_MATERIAL FOR THIS EXERCISE_
----------
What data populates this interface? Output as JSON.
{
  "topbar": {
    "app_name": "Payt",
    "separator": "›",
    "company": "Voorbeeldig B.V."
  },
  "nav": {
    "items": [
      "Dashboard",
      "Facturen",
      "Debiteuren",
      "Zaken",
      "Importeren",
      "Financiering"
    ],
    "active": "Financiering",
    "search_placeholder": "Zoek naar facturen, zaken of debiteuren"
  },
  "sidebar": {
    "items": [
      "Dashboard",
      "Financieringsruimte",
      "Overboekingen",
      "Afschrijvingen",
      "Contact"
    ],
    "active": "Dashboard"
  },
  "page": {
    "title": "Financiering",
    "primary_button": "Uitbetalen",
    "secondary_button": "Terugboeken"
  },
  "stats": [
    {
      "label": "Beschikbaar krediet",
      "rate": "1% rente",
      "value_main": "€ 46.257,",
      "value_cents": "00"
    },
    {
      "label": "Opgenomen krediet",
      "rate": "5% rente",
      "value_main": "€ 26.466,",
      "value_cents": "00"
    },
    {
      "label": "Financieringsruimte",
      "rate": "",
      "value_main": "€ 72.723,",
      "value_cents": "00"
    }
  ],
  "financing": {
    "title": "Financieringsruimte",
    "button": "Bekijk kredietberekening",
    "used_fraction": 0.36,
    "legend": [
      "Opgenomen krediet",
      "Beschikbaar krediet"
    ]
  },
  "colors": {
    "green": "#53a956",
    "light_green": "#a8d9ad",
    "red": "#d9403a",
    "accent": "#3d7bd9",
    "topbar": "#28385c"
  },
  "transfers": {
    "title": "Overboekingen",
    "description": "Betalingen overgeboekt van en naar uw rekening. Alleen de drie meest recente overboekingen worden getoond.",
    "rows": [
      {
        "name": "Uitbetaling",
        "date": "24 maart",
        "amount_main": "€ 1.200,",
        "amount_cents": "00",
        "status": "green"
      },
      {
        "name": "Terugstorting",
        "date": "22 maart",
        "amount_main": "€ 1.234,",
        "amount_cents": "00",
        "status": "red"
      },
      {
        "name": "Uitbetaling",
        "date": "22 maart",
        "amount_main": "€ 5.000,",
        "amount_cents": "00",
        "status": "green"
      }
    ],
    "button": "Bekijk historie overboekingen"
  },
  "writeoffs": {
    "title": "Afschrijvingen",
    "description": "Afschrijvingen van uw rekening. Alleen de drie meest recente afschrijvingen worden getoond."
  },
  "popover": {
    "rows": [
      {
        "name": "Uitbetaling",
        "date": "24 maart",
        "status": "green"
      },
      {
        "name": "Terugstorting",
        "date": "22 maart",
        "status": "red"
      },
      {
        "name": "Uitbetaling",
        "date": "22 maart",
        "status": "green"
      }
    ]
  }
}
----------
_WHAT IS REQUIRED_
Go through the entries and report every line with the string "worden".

_SOLUTION TO THE EXERCISE_
    "description": "Betalingen overgeboekt van en naar uw rekening. Alleen de drie meest recente overboekingen worden getoond.",
    "description": "Afschrijvingen van uw rekening. Alleen de drie meest recente afschrijvingen worden getoond."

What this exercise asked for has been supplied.